Problem
Print the entries exactly as they appear, and omit any images.

[Web page and app entries]
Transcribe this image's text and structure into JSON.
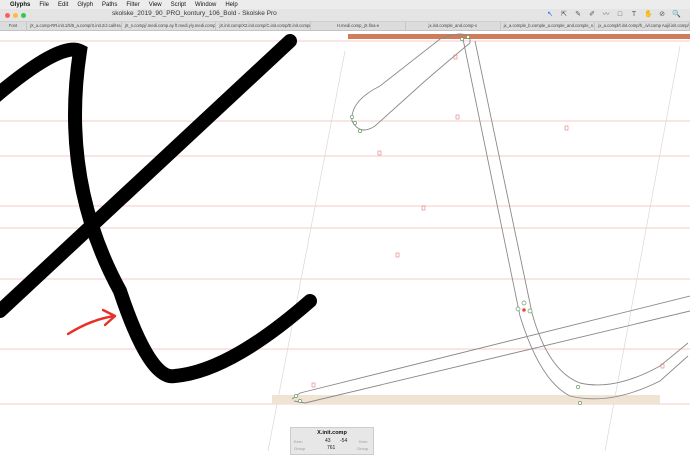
{
  "menubar": {
    "apple": "",
    "items": [
      "Glyphs",
      "File",
      "Edit",
      "Glyph",
      "Paths",
      "Filter",
      "View",
      "Script",
      "Window",
      "Help"
    ]
  },
  "window": {
    "title": "skolske_2019_90_PRO_kontury_106_Bold - Skolske Pro"
  },
  "toolbar": {
    "icons": [
      "select-tool-icon",
      "select-all-tool-icon",
      "draw-tool-icon",
      "pencil-tool-icon",
      "brush-tool-icon",
      "primitive-tool-icon",
      "text-tool-icon",
      "hand-tool-icon",
      "measure-tool-icon",
      "zoom-tool-icon"
    ],
    "glyphs": [
      "↖",
      "⇱",
      "✎",
      "✐",
      "〰",
      "□",
      "T",
      "✋",
      "⊘",
      "🔍"
    ]
  },
  "tabs": [
    "Font",
    "jX_a.comp-RR.init.1/5/5_a.comp/X.init.2/J.cal/Ha.init",
    "jX_n.compj/.medi.comp.ay ft.medi.y/y.medi.comp.t/y.s...",
    "jX.init.comp/X2.init.comp/C.init.comp/E.init.comp/O.init...",
    "H.medi.comp_jX.fina-e",
    "jx.init.comple_and.comp-x",
    "jx_a.comple_b.comple_a.comple_and.comple_n.comp...",
    "jx_a.compl/t.init.comp/h_.ivl.comp Aajil.init.comp/x..."
  ],
  "info_panel": {
    "glyph_name": "X.init.comp",
    "labels": {
      "kern_left": "Kern",
      "kern_right": "Kern",
      "group_left": "Group",
      "group_right": "Group"
    },
    "lsb": "43",
    "rsb": "-54",
    "width": "761"
  },
  "colors": {
    "accent": "#2b6de0",
    "arrow": "#e8302a",
    "guide": "#f3b8b8",
    "metric_bar": "#c8643c",
    "stroke": "#000000"
  }
}
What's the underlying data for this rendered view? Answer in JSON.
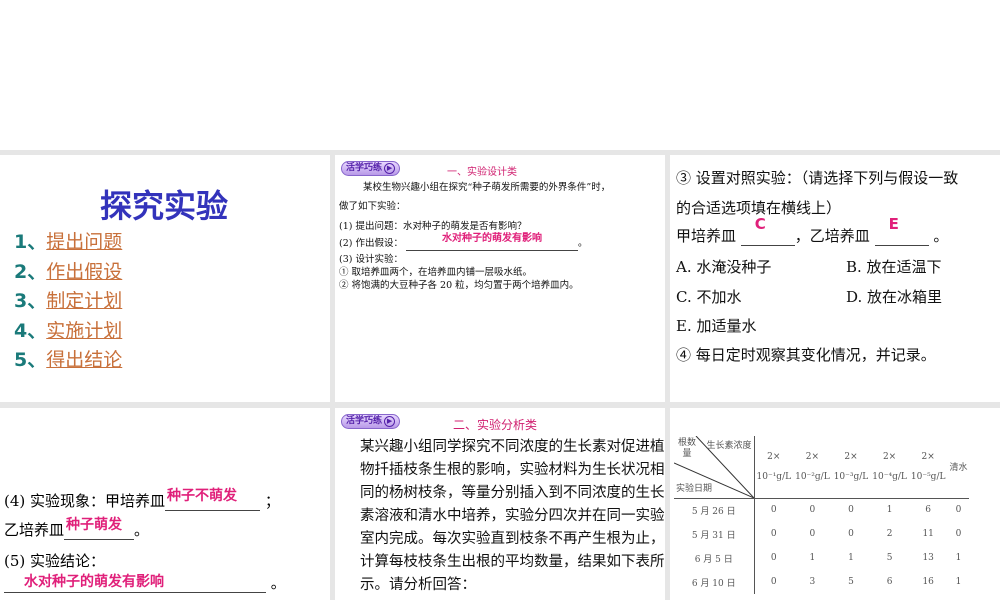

Solved exercise
Transcribe this image's text and structure into JSON.
{
  "menubar": {
    "apple": "",
    "items": [
      "Glyphs",
      "File",
      "Edit",
      "Glyph",
      "Paths",
      "Filter",
      "View",
      "Script",
      "Window",
      "Help"
    ]
  },
  "window": {
    "title": "skolske_2019_90_PRO_kontury_106_Bold - Skolske Pro"
  },
  "toolbar": {
    "icons": [
      "select-tool-icon",
      "select-all-tool-icon",
      "draw-tool-icon",
      "pencil-tool-icon",
      "brush-tool-icon",
      "primitive-tool-icon",
      "text-tool-icon",
      "hand-tool-icon",
      "measure-tool-icon",
      "zoom-tool-icon"
    ],
    "glyphs": [
      "↖",
      "⇱",
      "✎",
      "✐",
      "〰",
      "□",
      "T",
      "✋",
      "⊘",
      "🔍"
    ]
  },
  "tabs": [
    "Font",
    "jX_a.comp-RR.init.1/5/5_a.comp/X.init.2/J.cal/Ha.init",
    "jX_n.compj/.medi.comp.ay ft.medi.y/y.medi.comp.t/y.s...",
    "jX.init.comp/X2.init.comp/C.init.comp/E.init.comp/O.init...",
    "H.medi.comp_jX.fina-e",
    "jx.init.comple_and.comp-x",
    "jx_a.comple_b.comple_a.comple_and.comple_n.comp...",
    "jx_a.compl/t.init.comp/h_.ivl.comp Aajil.init.comp/x..."
  ],
  "info_panel": {
    "glyph_name": "X.init.comp",
    "labels": {
      "kern_left": "Kern",
      "kern_right": "Kern",
      "group_left": "Group",
      "group_right": "Group"
    },
    "lsb": "43",
    "rsb": "-54",
    "width": "761"
  },
  "colors": {
    "accent": "#2b6de0",
    "arrow": "#e8302a",
    "guide": "#f3b8b8",
    "metric_bar": "#c8643c",
    "stroke": "#000000"
  }
}
What's the underlying data for this rendered view? Answer in JSON.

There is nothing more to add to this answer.